Public Health Relevance

A dearth of information is available regarding how best to intervene with substance use disordered homeless mothers and their young children. This proposal follows from the promising findings of a rigorously developed ecologically based treatment that offers a comprehensive intervention for the multiple needs of this vulnerable population. Such research attention is needed in order to effectively intervene in the substance use, HIV risk, mental/physical health and homeless trajectory of these women and their young children. Further, if successful, this intervention may be transportable to communities without crisis shelters and to homeless mothers who do not access shelter or residential treatment services.

Agency
National Institute of Health (NIH)
Institute
National Institute on Drug Abuse (NIDA)
Type
Research Project (R01)
Project #
5R01DA023908-09
Application #
9604322
Study Section
Special Emphasis Panel (ZRG1)
Program Officer
Anderson, Ann
Project Start
2007-10-01
Project End
2019-11-30
Budget Start
2018-12-01
Budget End
2019-11-30
Support Year
9
Fiscal Year
2019
Total Cost
Indirect Cost
Name
Ohio State University
Department
Other Health Professions
Type
Schools of Education
DUNS #
832127323
City
Columbus
State
OH
Country
United States
Zip Code
43210
Wu, Qiong; Slesnick, Natasha; Murnan, Aaron (2018) UNDERSTANDING PARENTING STRESS AND CHILDREN'S BEHAVIOR PROBLEMS AMONG HOMELESS, SUBSTANCE-ABUSING MOTHERS. Infant Ment Health J 39:423-431
Guo, Xiamei; Slesnick, Natasha; Feng, Xin (2016) Housing and Support Services with Homeless Mothers: Benefits to the Mother and Her Children.
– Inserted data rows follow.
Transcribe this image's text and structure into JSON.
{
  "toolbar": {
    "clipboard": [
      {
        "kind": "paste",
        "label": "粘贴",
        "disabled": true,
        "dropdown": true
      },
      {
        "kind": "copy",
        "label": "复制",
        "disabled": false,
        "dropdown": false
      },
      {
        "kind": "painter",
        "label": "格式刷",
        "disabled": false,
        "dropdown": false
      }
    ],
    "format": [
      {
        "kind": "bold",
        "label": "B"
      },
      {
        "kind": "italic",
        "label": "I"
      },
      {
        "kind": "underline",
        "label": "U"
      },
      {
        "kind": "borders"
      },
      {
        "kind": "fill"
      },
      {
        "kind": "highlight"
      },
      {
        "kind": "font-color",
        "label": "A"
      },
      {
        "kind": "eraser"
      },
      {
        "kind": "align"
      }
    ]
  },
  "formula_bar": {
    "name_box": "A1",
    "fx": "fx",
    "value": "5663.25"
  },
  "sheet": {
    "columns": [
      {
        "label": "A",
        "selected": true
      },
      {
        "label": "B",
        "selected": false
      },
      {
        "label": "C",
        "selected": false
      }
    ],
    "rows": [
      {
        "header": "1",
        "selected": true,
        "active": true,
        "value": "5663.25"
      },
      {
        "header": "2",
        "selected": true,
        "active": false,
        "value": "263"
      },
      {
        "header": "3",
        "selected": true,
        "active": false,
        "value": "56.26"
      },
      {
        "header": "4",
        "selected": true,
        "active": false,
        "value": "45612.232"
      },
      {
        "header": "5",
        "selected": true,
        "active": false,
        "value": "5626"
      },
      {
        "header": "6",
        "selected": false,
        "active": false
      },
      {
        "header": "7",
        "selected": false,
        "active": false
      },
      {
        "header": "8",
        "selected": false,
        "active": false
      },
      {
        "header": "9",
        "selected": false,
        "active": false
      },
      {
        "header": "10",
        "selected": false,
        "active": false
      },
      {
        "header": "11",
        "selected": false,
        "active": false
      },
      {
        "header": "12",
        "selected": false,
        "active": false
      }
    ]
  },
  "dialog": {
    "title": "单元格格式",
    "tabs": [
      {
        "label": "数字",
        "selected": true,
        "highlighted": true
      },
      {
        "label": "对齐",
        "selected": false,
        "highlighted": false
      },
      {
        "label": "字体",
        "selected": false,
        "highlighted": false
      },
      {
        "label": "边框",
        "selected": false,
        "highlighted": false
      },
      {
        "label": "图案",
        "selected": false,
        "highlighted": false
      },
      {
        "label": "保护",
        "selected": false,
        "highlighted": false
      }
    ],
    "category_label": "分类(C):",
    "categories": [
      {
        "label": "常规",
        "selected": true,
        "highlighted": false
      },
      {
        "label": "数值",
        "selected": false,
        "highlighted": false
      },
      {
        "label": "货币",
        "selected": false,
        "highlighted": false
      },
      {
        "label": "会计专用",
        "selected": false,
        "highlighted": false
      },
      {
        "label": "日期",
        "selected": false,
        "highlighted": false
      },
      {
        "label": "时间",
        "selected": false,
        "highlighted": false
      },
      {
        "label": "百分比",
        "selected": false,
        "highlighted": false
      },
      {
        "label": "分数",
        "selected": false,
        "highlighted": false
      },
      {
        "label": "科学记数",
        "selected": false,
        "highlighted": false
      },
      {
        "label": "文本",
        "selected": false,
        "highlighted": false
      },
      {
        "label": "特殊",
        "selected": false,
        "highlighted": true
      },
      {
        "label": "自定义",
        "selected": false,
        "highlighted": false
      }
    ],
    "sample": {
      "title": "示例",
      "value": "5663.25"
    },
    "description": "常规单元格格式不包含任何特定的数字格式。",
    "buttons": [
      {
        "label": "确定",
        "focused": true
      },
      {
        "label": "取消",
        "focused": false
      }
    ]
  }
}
Community Ment Health J 52:73-83
Slesnick, Natasha; Guo, Xiamei (2013) Treatment desires and symptomatology among substance-abusing homeless mothers: what I want versus what I need. J Behav Health Serv Res 40:156-68
Slesnick, Natasha; Erdem, Gizem (2013) Efficacy of ecologically-based treatment with substance-abusing homeless mothers: substance use and housing outcomes. J Subst Abuse Treat 45:416-25
Slesnick, Natasha; Erdem, Gizem (2012) Intervention for homeless, substance abusing mothers: findings from a non-randomized pilot. Behav Med 38:36-48
Dashora, Pushpanjali; Slesnick, Natasha; Erdem, Gizem (2012) ""Understand My Side, My Situation, and My Story:"" Insights into the Service Needs Among Substance-Abusing Homeless Mothers. J Community Psychol 40:938-950
Slesnick, Natasha; Glassman, Michael; Katafiasz, Heather et al. (2012) Experiences associated with intervening with homeless, substance-abusing mothers: the importance of success. Soc Work 57:343-52
Sznajder-Murray, Brittany; Slesnick, Natasha (2011) 'Don't Leave Me Hanging': Homeless Mothers' Perceptions of Service Providers. J Soc Serv Res 37:457-468